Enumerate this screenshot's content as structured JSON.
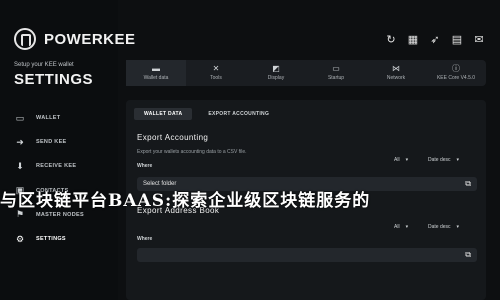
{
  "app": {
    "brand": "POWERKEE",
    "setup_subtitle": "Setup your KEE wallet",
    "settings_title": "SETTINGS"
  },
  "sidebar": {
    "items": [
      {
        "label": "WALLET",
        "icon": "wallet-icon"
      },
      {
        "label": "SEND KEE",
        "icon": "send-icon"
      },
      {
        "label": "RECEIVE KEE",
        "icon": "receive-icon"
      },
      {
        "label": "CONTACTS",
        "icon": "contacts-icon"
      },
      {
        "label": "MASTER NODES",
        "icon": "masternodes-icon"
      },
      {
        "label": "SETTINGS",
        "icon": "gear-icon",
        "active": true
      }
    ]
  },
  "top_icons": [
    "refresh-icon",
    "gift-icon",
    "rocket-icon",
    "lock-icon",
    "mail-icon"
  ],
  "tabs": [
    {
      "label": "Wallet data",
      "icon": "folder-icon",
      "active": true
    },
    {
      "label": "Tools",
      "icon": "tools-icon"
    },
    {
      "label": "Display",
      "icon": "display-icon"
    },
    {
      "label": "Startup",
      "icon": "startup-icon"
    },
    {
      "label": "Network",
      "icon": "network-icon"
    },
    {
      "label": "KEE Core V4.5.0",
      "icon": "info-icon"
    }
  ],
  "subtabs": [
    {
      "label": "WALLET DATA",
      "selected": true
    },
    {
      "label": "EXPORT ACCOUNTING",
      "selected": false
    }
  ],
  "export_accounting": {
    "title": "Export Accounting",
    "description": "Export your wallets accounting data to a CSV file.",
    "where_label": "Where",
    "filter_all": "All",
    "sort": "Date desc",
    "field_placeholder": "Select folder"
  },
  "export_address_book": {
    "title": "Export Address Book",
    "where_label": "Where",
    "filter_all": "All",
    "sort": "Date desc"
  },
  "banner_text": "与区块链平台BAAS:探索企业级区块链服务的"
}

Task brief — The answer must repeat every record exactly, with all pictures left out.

Result below —
Enumerate this screenshot's content as structured JSON.
{
  "app": {
    "brand": "POWERKEE",
    "setup_subtitle": "Setup your KEE wallet",
    "settings_title": "SETTINGS"
  },
  "sidebar": {
    "items": [
      {
        "label": "WALLET",
        "icon": "wallet-icon"
      },
      {
        "label": "SEND KEE",
        "icon": "send-icon"
      },
      {
        "label": "RECEIVE KEE",
        "icon": "receive-icon"
      },
      {
        "label": "CONTACTS",
        "icon": "contacts-icon"
      },
      {
        "label": "MASTER NODES",
        "icon": "masternodes-icon"
      },
      {
        "label": "SETTINGS",
        "icon": "gear-icon",
        "active": true
      }
    ]
  },
  "top_icons": [
    "refresh-icon",
    "gift-icon",
    "rocket-icon",
    "lock-icon",
    "mail-icon"
  ],
  "tabs": [
    {
      "label": "Wallet data",
      "icon": "folder-icon",
      "active": true
    },
    {
      "label": "Tools",
      "icon": "tools-icon"
    },
    {
      "label": "Display",
      "icon": "display-icon"
    },
    {
      "label": "Startup",
      "icon": "startup-icon"
    },
    {
      "label": "Network",
      "icon": "network-icon"
    },
    {
      "label": "KEE Core V4.5.0",
      "icon": "info-icon"
    }
  ],
  "subtabs": [
    {
      "label": "WALLET DATA",
      "selected": true
    },
    {
      "label": "EXPORT ACCOUNTING",
      "selected": false
    }
  ],
  "export_accounting": {
    "title": "Export Accounting",
    "description": "Export your wallets accounting data to a CSV file.",
    "where_label": "Where",
    "filter_all": "All",
    "sort": "Date desc",
    "field_placeholder": "Select folder"
  },
  "export_address_book": {
    "title": "Export Address Book",
    "where_label": "Where",
    "filter_all": "All",
    "sort": "Date desc"
  },
  "banner_text": "与区块链平台BAAS:探索企业级区块链服务的"
}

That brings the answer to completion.